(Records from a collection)
◆ ◆ ◆ ◆ ◆

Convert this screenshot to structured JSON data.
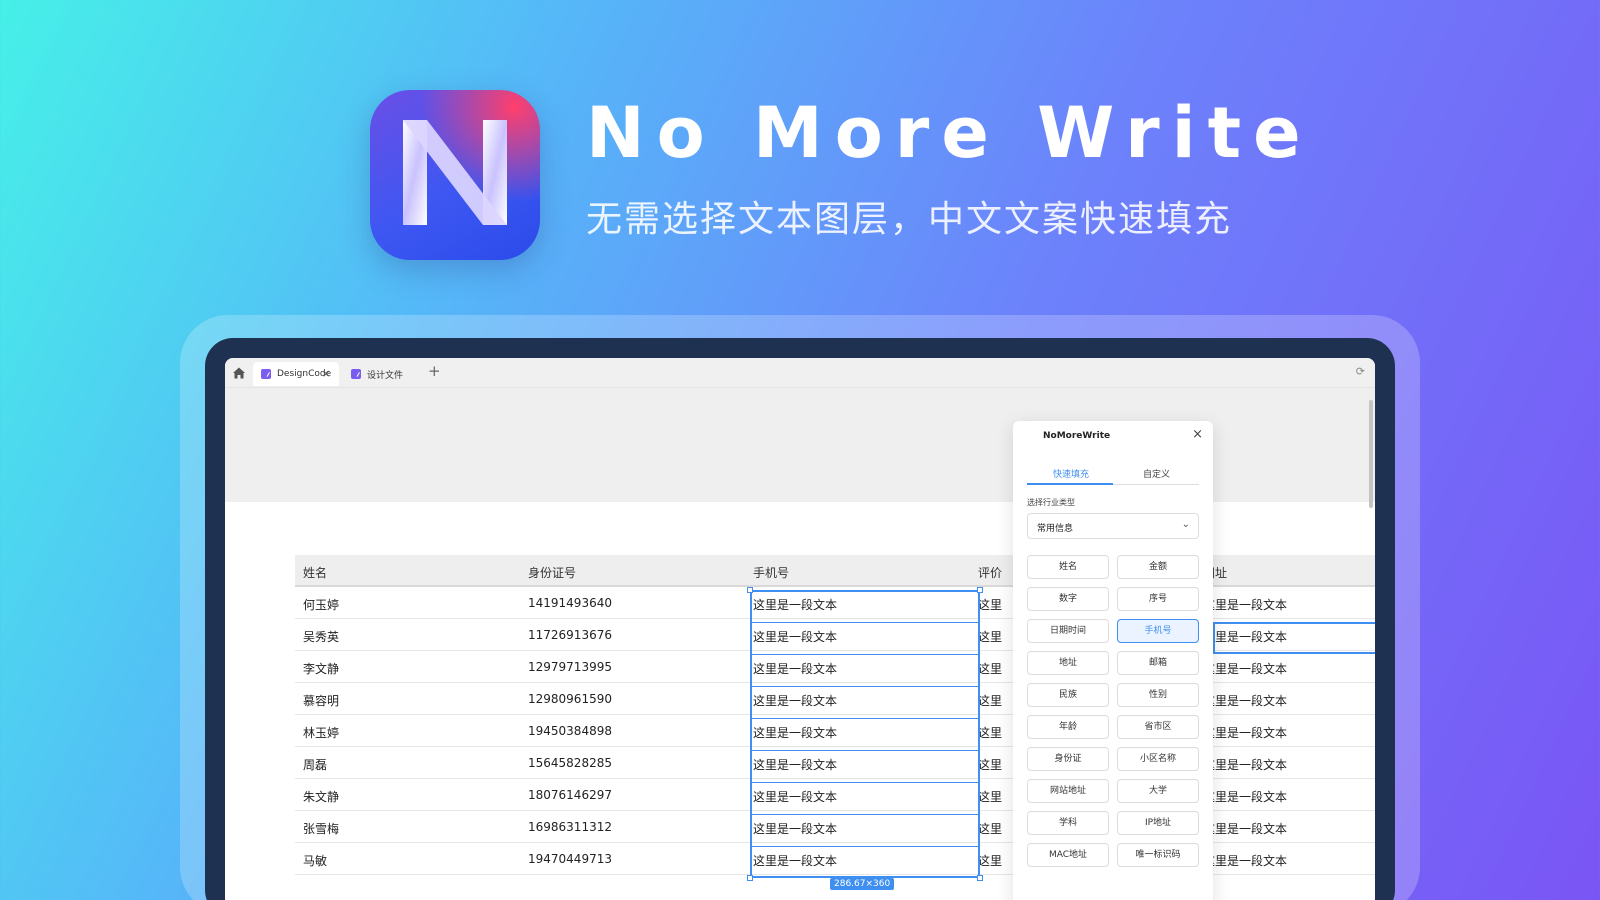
{
  "hero": {
    "title": "No More Write",
    "subtitle": "无需选择文本图层，中文文案快速填充"
  },
  "browser": {
    "tabs": [
      {
        "label": "DesignCode",
        "active": true
      },
      {
        "label": "设计文件",
        "active": false
      }
    ],
    "plus": "+",
    "close": "×",
    "refresh": "⟳"
  },
  "table": {
    "headers": [
      "姓名",
      "身份证号",
      "手机号",
      "评价",
      "网址"
    ],
    "rows": [
      {
        "name": "何玉婷",
        "id": "14191493640",
        "phone": "这里是一段文本",
        "review": "这里",
        "url": "这里是一段文本"
      },
      {
        "name": "吴秀英",
        "id": "11726913676",
        "phone": "这里是一段文本",
        "review": "这里",
        "url": "这里是一段文本"
      },
      {
        "name": "李文静",
        "id": "12979713995",
        "phone": "这里是一段文本",
        "review": "这里",
        "url": "这里是一段文本"
      },
      {
        "name": "慕容明",
        "id": "12980961590",
        "phone": "这里是一段文本",
        "review": "这里",
        "url": "这里是一段文本"
      },
      {
        "name": "林玉婷",
        "id": "19450384898",
        "phone": "这里是一段文本",
        "review": "这里",
        "url": "这里是一段文本"
      },
      {
        "name": "周磊",
        "id": "15645828285",
        "phone": "这里是一段文本",
        "review": "这里",
        "url": "这里是一段文本"
      },
      {
        "name": "朱文静",
        "id": "18076146297",
        "phone": "这里是一段文本",
        "review": "这里",
        "url": "这里是一段文本"
      },
      {
        "name": "张雪梅",
        "id": "16986311312",
        "phone": "这里是一段文本",
        "review": "这里",
        "url": "这里是一段文本"
      },
      {
        "name": "马敏",
        "id": "19470449713",
        "phone": "这里是一段文本",
        "review": "这里",
        "url": "这里是一段文本"
      }
    ],
    "selection_size": "286.67×360"
  },
  "panel": {
    "title": "NoMoreWrite",
    "close": "×",
    "tabs": [
      "快速填充",
      "自定义"
    ],
    "industry_label": "选择行业类型",
    "industry_value": "常用信息",
    "buttons": [
      {
        "label": "姓名"
      },
      {
        "label": "金额"
      },
      {
        "label": "数字"
      },
      {
        "label": "序号"
      },
      {
        "label": "日期时间"
      },
      {
        "label": "手机号",
        "active": true
      },
      {
        "label": "地址"
      },
      {
        "label": "邮箱"
      },
      {
        "label": "民族"
      },
      {
        "label": "性别"
      },
      {
        "label": "年龄"
      },
      {
        "label": "省市区"
      },
      {
        "label": "身份证"
      },
      {
        "label": "小区名称"
      },
      {
        "label": "网站地址"
      },
      {
        "label": "大学"
      },
      {
        "label": "学科"
      },
      {
        "label": "IP地址"
      },
      {
        "label": "MAC地址"
      },
      {
        "label": "唯一标识码"
      }
    ]
  }
}
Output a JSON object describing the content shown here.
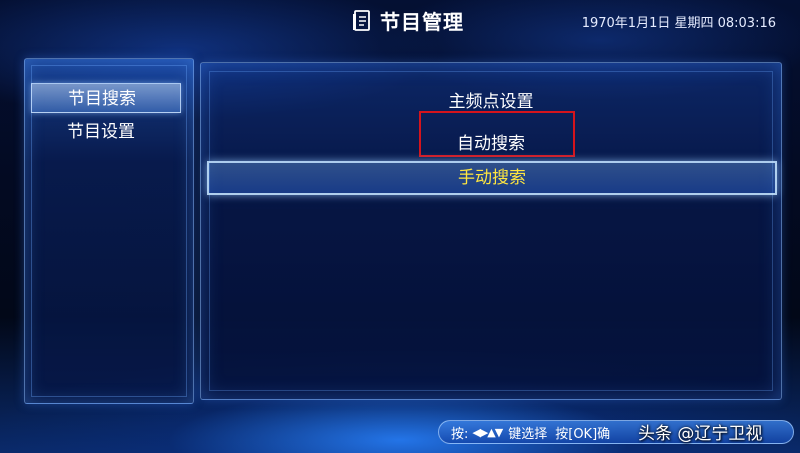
{
  "header": {
    "title": "节目管理",
    "datetime": "1970年1月1日 星期四 08:03:16",
    "title_icon": "document-icon"
  },
  "sidebar": {
    "items": [
      {
        "label": "节目搜索",
        "active": true
      },
      {
        "label": "节目设置",
        "active": false
      }
    ]
  },
  "menu": {
    "items": [
      {
        "label": "主频点设置",
        "selected": false
      },
      {
        "label": "自动搜索",
        "selected": false,
        "highlighted": true
      },
      {
        "label": "手动搜索",
        "selected": true
      }
    ]
  },
  "help_bar": {
    "press_label": "按:",
    "arrow_glyphs": "◀▶▲▼",
    "select_text": "键选择",
    "confirm_text": "按[OK]确"
  },
  "watermark": {
    "text": "头条 @辽宁卫视"
  },
  "colors": {
    "selected_text": "#ffe640",
    "highlight_border": "#d4141c",
    "panel_border": "#8cbeff"
  }
}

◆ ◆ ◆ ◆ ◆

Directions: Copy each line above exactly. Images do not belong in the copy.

Answer for the task:
Convert this screenshot to structured JSON data.
{
  "hero": {
    "title": "No More Write",
    "subtitle": "无需选择文本图层，中文文案快速填充"
  },
  "browser": {
    "tabs": [
      {
        "label": "DesignCode",
        "active": true
      },
      {
        "label": "设计文件",
        "active": false
      }
    ],
    "plus": "+",
    "close": "×",
    "refresh": "⟳"
  },
  "table": {
    "headers": [
      "姓名",
      "身份证号",
      "手机号",
      "评价",
      "网址"
    ],
    "rows": [
      {
        "name": "何玉婷",
        "id": "14191493640",
        "phone": "这里是一段文本",
        "review": "这里",
        "url": "这里是一段文本"
      },
      {
        "name": "吴秀英",
        "id": "11726913676",
        "phone": "这里是一段文本",
        "review": "这里",
        "url": "这里是一段文本"
      },
      {
        "name": "李文静",
        "id": "12979713995",
        "phone": "这里是一段文本",
        "review": "这里",
        "url": "这里是一段文本"
      },
      {
        "name": "慕容明",
        "id": "12980961590",
        "phone": "这里是一段文本",
        "review": "这里",
        "url": "这里是一段文本"
      },
      {
        "name": "林玉婷",
        "id": "19450384898",
        "phone": "这里是一段文本",
        "review": "这里",
        "url": "这里是一段文本"
      },
      {
        "name": "周磊",
        "id": "15645828285",
        "phone": "这里是一段文本",
        "review": "这里",
        "url": "这里是一段文本"
      },
      {
        "name": "朱文静",
        "id": "18076146297",
        "phone": "这里是一段文本",
        "review": "这里",
        "url": "这里是一段文本"
      },
      {
        "name": "张雪梅",
        "id": "16986311312",
        "phone": "这里是一段文本",
        "review": "这里",
        "url": "这里是一段文本"
      },
      {
        "name": "马敏",
        "id": "19470449713",
        "phone": "这里是一段文本",
        "review": "这里",
        "url": "这里是一段文本"
      }
    ],
    "selection_size": "286.67×360"
  },
  "panel": {
    "title": "NoMoreWrite",
    "close": "×",
    "tabs": [
      "快速填充",
      "自定义"
    ],
    "industry_label": "选择行业类型",
    "industry_value": "常用信息",
    "buttons": [
      {
        "label": "姓名"
      },
      {
        "label": "金额"
      },
      {
        "label": "数字"
      },
      {
        "label": "序号"
      },
      {
        "label": "日期时间"
      },
      {
        "label": "手机号",
        "active": true
      },
      {
        "label": "地址"
      },
      {
        "label": "邮箱"
      },
      {
        "label": "民族"
      },
      {
        "label": "性别"
      },
      {
        "label": "年龄"
      },
      {
        "label": "省市区"
      },
      {
        "label": "身份证"
      },
      {
        "label": "小区名称"
      },
      {
        "label": "网站地址"
      },
      {
        "label": "大学"
      },
      {
        "label": "学科"
      },
      {
        "label": "IP地址"
      },
      {
        "label": "MAC地址"
      },
      {
        "label": "唯一标识码"
      }
    ]
  }
}
Output a JSON object describing the content shown here.
{
  "header": {
    "title": "节目管理",
    "datetime": "1970年1月1日 星期四 08:03:16",
    "title_icon": "document-icon"
  },
  "sidebar": {
    "items": [
      {
        "label": "节目搜索",
        "active": true
      },
      {
        "label": "节目设置",
        "active": false
      }
    ]
  },
  "menu": {
    "items": [
      {
        "label": "主频点设置",
        "selected": false
      },
      {
        "label": "自动搜索",
        "selected": false,
        "highlighted": true
      },
      {
        "label": "手动搜索",
        "selected": true
      }
    ]
  },
  "help_bar": {
    "press_label": "按:",
    "arrow_glyphs": "◀▶▲▼",
    "select_text": "键选择",
    "confirm_text": "按[OK]确"
  },
  "watermark": {
    "text": "头条 @辽宁卫视"
  },
  "colors": {
    "selected_text": "#ffe640",
    "highlight_border": "#d4141c",
    "panel_border": "#8cbeff"
  }
}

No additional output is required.